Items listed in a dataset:
========================================================================
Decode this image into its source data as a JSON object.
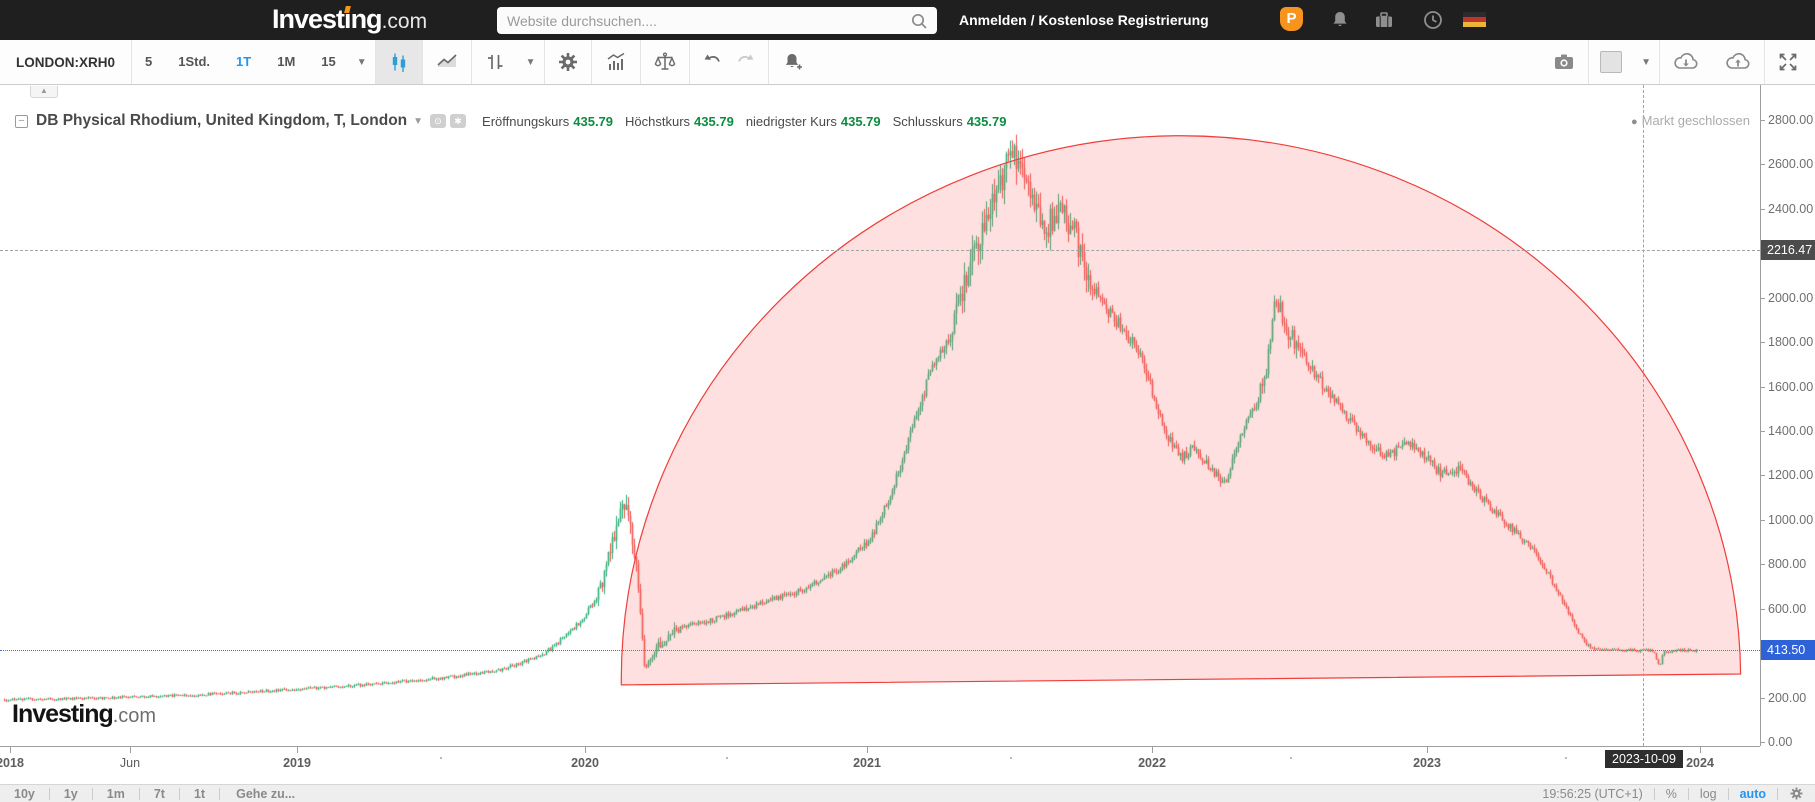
{
  "header": {
    "logo_main": "Investing",
    "logo_suffix": ".com",
    "search_placeholder": "Website durchsuchen....",
    "auth_label": "Anmelden / Kostenlose Registrierung",
    "pro_label": "P",
    "icons": [
      "investing-pro-icon",
      "notifications-bell-icon",
      "portfolio-briefcase-icon",
      "recent-clock-icon",
      "german-flag-icon"
    ]
  },
  "toolbar": {
    "symbol": "LONDON:XRH0",
    "timeframes": [
      {
        "label": "5",
        "active": false
      },
      {
        "label": "1Std.",
        "active": false
      },
      {
        "label": "1T",
        "active": true
      },
      {
        "label": "1M",
        "active": false
      },
      {
        "label": "15",
        "active": false
      }
    ],
    "left_icons": [
      "candlestick-chart-icon",
      "line-chart-icon",
      "bar-interval-icon",
      "settings-gear-icon",
      "indicators-icon",
      "compare-scales-icon",
      "undo-icon",
      "redo-icon",
      "alert-add-icon"
    ],
    "right_icons": [
      "camera-icon",
      "background-swatch-icon",
      "cloud-download-icon",
      "cloud-upload-icon",
      "fullscreen-icon"
    ]
  },
  "chart": {
    "title": "DB Physical Rhodium, United Kingdom, T, London",
    "ohlc": [
      {
        "label": "Eröffnungskurs",
        "value": "435.79"
      },
      {
        "label": "Höchstkurs",
        "value": "435.79"
      },
      {
        "label": "niedrigster Kurs",
        "value": "435.79"
      },
      {
        "label": "Schlusskurs",
        "value": "435.79"
      }
    ],
    "market_status": "Markt geschlossen",
    "watermark_main": "Investing",
    "watermark_suffix": ".com",
    "crosshair_price_label": "2216.47",
    "crosshair_date_label": "2023-10-09",
    "last_price_label": "413.50"
  },
  "chart_data": {
    "type": "candlestick",
    "title": "DB Physical Rhodium, United Kingdom, T, London",
    "interval": "daily",
    "y_axis": {
      "ticks": [
        "2800.00",
        "2600.00",
        "2400.00",
        "2000.00",
        "1800.00",
        "1600.00",
        "1400.00",
        "1200.00",
        "1000.00",
        "800.00",
        "600.00",
        "200.00",
        "0.00"
      ],
      "tick_values": [
        2800,
        2600,
        2400,
        2000,
        1800,
        1600,
        1400,
        1200,
        1000,
        800,
        600,
        200,
        0
      ],
      "range": [
        0,
        2960
      ]
    },
    "x_axis": {
      "labels": [
        "2018",
        "Jun",
        "2019",
        "2020",
        "2021",
        "2022",
        "2023",
        "2024"
      ]
    },
    "last_price": 413.5,
    "crosshair": {
      "date": "2023-10-09",
      "t": 5.69,
      "price": 2216.47
    },
    "series_anchors": [
      [
        0,
        190
      ],
      [
        0.31,
        198
      ],
      [
        0.66,
        212
      ],
      [
        1.0,
        238
      ],
      [
        1.29,
        262
      ],
      [
        1.53,
        292
      ],
      [
        1.71,
        325
      ],
      [
        1.85,
        390
      ],
      [
        1.93,
        470
      ],
      [
        2.0,
        560
      ],
      [
        2.06,
        700
      ],
      [
        2.11,
        950
      ],
      [
        2.14,
        1080
      ],
      [
        2.18,
        820
      ],
      [
        2.21,
        330
      ],
      [
        2.25,
        430
      ],
      [
        2.33,
        510
      ],
      [
        2.47,
        560
      ],
      [
        2.61,
        620
      ],
      [
        2.75,
        680
      ],
      [
        2.89,
        780
      ],
      [
        3.0,
        920
      ],
      [
        3.07,
        1120
      ],
      [
        3.14,
        1400
      ],
      [
        3.21,
        1680
      ],
      [
        3.28,
        1850
      ],
      [
        3.34,
        2150
      ],
      [
        3.41,
        2400
      ],
      [
        3.47,
        2580
      ],
      [
        3.5,
        2650
      ],
      [
        3.55,
        2480
      ],
      [
        3.61,
        2320
      ],
      [
        3.66,
        2420
      ],
      [
        3.71,
        2280
      ],
      [
        3.76,
        2060
      ],
      [
        3.82,
        1950
      ],
      [
        3.87,
        1870
      ],
      [
        3.92,
        1780
      ],
      [
        3.97,
        1620
      ],
      [
        4.02,
        1400
      ],
      [
        4.08,
        1280
      ],
      [
        4.13,
        1330
      ],
      [
        4.18,
        1230
      ],
      [
        4.23,
        1160
      ],
      [
        4.29,
        1380
      ],
      [
        4.34,
        1520
      ],
      [
        4.38,
        1700
      ],
      [
        4.41,
        2000
      ],
      [
        4.44,
        1880
      ],
      [
        4.49,
        1760
      ],
      [
        4.55,
        1650
      ],
      [
        4.6,
        1560
      ],
      [
        4.65,
        1470
      ],
      [
        4.7,
        1390
      ],
      [
        4.76,
        1310
      ],
      [
        4.81,
        1290
      ],
      [
        4.86,
        1350
      ],
      [
        4.91,
        1300
      ],
      [
        4.94,
        1270
      ],
      [
        4.98,
        1210
      ],
      [
        5.05,
        1230
      ],
      [
        5.12,
        1110
      ],
      [
        5.19,
        1010
      ],
      [
        5.24,
        950
      ],
      [
        5.3,
        870
      ],
      [
        5.35,
        780
      ],
      [
        5.38,
        700
      ],
      [
        5.42,
        610
      ],
      [
        5.45,
        520
      ],
      [
        5.49,
        445
      ],
      [
        5.52,
        415
      ],
      [
        5.71,
        412
      ],
      [
        5.73,
        398
      ],
      [
        5.745,
        335
      ],
      [
        5.76,
        404
      ],
      [
        5.8,
        414
      ],
      [
        5.88,
        413
      ]
    ],
    "annotations": [
      {
        "type": "semicircle-drawing",
        "from_t": 2.13,
        "from_price": 257,
        "to_t": 6.03,
        "to_price": 306,
        "apex_price": 2730,
        "stroke": "#ef3e3b",
        "fill": "rgba(244,98,94,0.2)"
      }
    ],
    "colors": {
      "up": "#2eac76",
      "down": "#ef5350",
      "last_price_line": "#4a6fd4"
    }
  },
  "bottom_bar": {
    "ranges": [
      "10y",
      "1y",
      "1m",
      "7t",
      "1t"
    ],
    "goto_label": "Gehe zu...",
    "timestamp": "19:56:25 (UTC+1)",
    "percent_label": "%",
    "log_label": "log",
    "auto_label": "auto"
  }
}
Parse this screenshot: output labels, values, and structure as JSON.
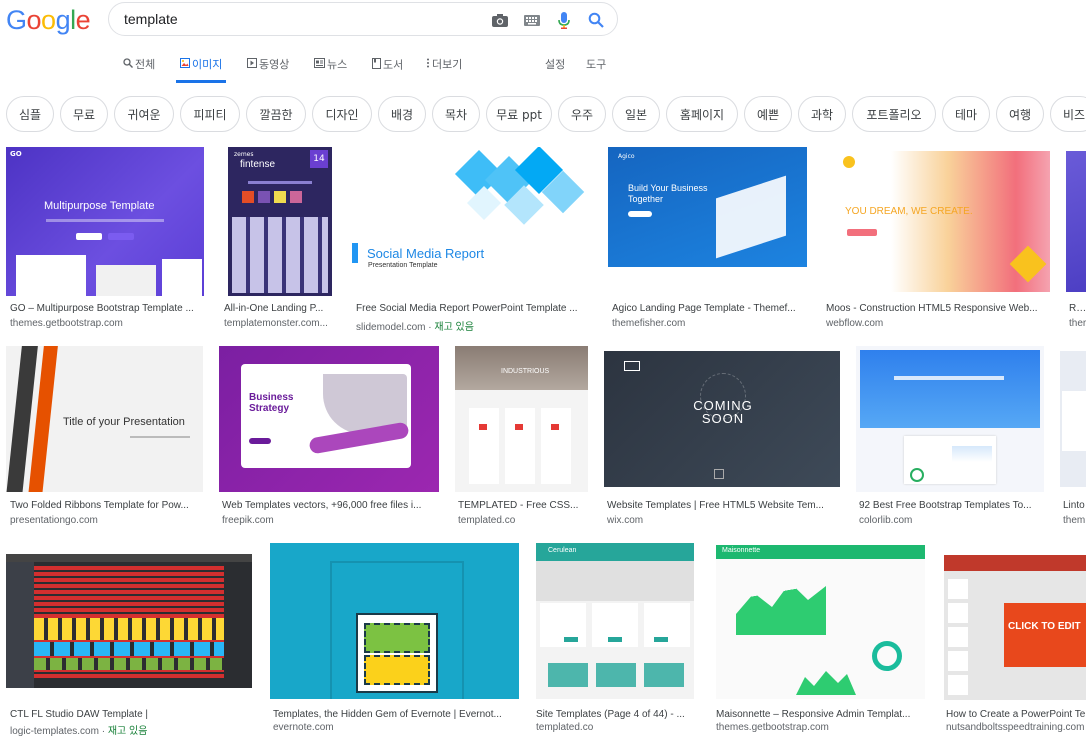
{
  "search": {
    "query": "template"
  },
  "tabs": [
    {
      "label": "전체"
    },
    {
      "label": "이미지"
    },
    {
      "label": "동영상"
    },
    {
      "label": "뉴스"
    },
    {
      "label": "도서"
    },
    {
      "label": "더보기"
    },
    {
      "label": "설정"
    },
    {
      "label": "도구"
    }
  ],
  "chips": [
    "심플",
    "무료",
    "귀여운",
    "피피티",
    "깔끔한",
    "디자인",
    "배경",
    "목차",
    "무료 ppt",
    "우주",
    "일본",
    "홈페이지",
    "예쁜",
    "과학",
    "포트폴리오",
    "테마",
    "여행",
    "비즈"
  ],
  "results": [
    {
      "caption": "GO – Multipurpose Bootstrap Template ...",
      "source": "themes.getbootstrap.com",
      "thumb_text": "Multipurpose Template"
    },
    {
      "caption": "All-in-One Landing P...",
      "source": "templatemonster.com...",
      "thumb_text": "fintense"
    },
    {
      "caption": "Free Social Media Report PowerPoint Template ...",
      "source": "slidemodel.com",
      "stock": "재고 있음",
      "thumb_text": "Social Media Report",
      "thumb_sub": "Presentation Template"
    },
    {
      "caption": "Agico Landing Page Template - Themef...",
      "source": "themefisher.com",
      "thumb_text": "Build Your Business Together"
    },
    {
      "caption": "Moos - Construction HTML5 Responsive Web...",
      "source": "webflow.com",
      "thumb_text": "YOU DREAM, WE CREATE."
    },
    {
      "caption": "Rox",
      "source": "ther"
    },
    {
      "caption": "Two Folded Ribbons Template for Pow...",
      "source": "presentationgo.com",
      "thumb_text": "Title of your Presentation"
    },
    {
      "caption": "Web Templates vectors, +96,000 free files i...",
      "source": "freepik.com",
      "thumb_text": "Business Strategy"
    },
    {
      "caption": "TEMPLATED - Free CSS...",
      "source": "templated.co",
      "thumb_text": "INDUSTRIOUS"
    },
    {
      "caption": "Website Templates | Free HTML5 Website Tem...",
      "source": "wix.com",
      "thumb_text": "COMING SOON"
    },
    {
      "caption": "92 Best Free Bootstrap Templates To...",
      "source": "colorlib.com"
    },
    {
      "caption": "Linto",
      "source": "them"
    },
    {
      "caption": "CTL FL Studio DAW Template |",
      "source": "logic-templates.com",
      "stock": "재고 있음"
    },
    {
      "caption": "Templates, the Hidden Gem of Evernote | Evernot...",
      "source": "evernote.com"
    },
    {
      "caption": "Site Templates (Page 4 of 44) - ...",
      "source": "templated.co",
      "thumb_text": "Cerulean"
    },
    {
      "caption": "Maisonnette – Responsive Admin Templat...",
      "source": "themes.getbootstrap.com",
      "thumb_text": "Maisonnette"
    },
    {
      "caption": "How to Create a PowerPoint Te",
      "source": "nutsandboltsspeedtraining.com",
      "thumb_text": "CLICK TO EDIT"
    }
  ],
  "colors": {
    "blue": "#4285F4",
    "red": "#EA4335",
    "yellow": "#FBBC05",
    "green": "#34A853",
    "accent": "#1a73e8"
  }
}
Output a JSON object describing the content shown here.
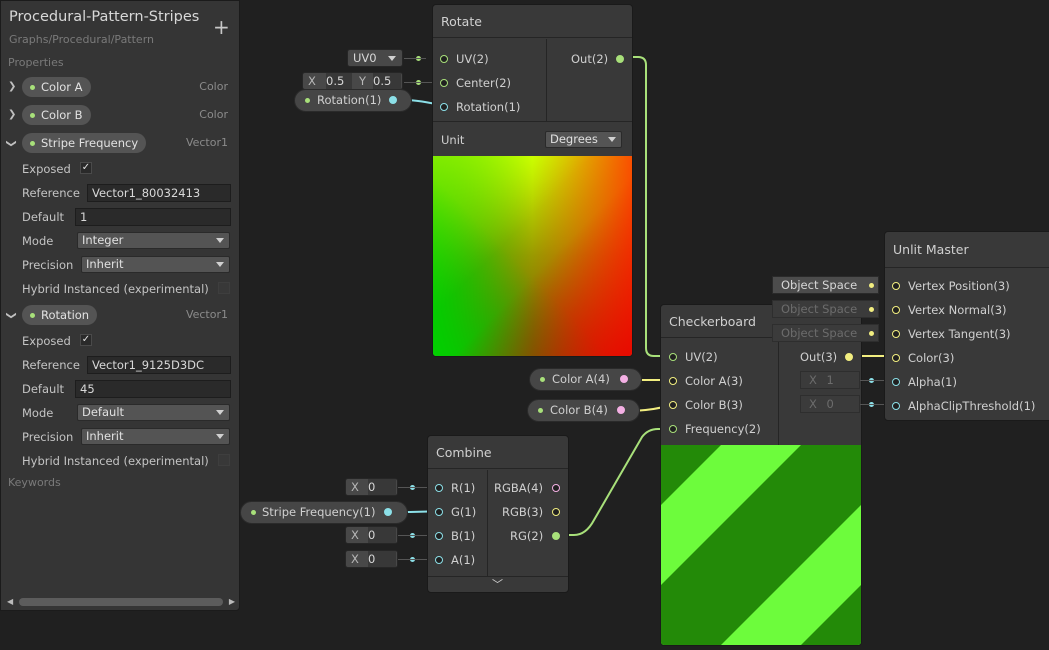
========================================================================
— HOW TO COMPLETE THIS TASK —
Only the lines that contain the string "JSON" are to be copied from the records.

— FINISHED TASK —
Decode this image into its source data as a JSON object.
Parse this screenshot: output labels, values, and structure as JSON.
Output a JSON object describing the content shown here.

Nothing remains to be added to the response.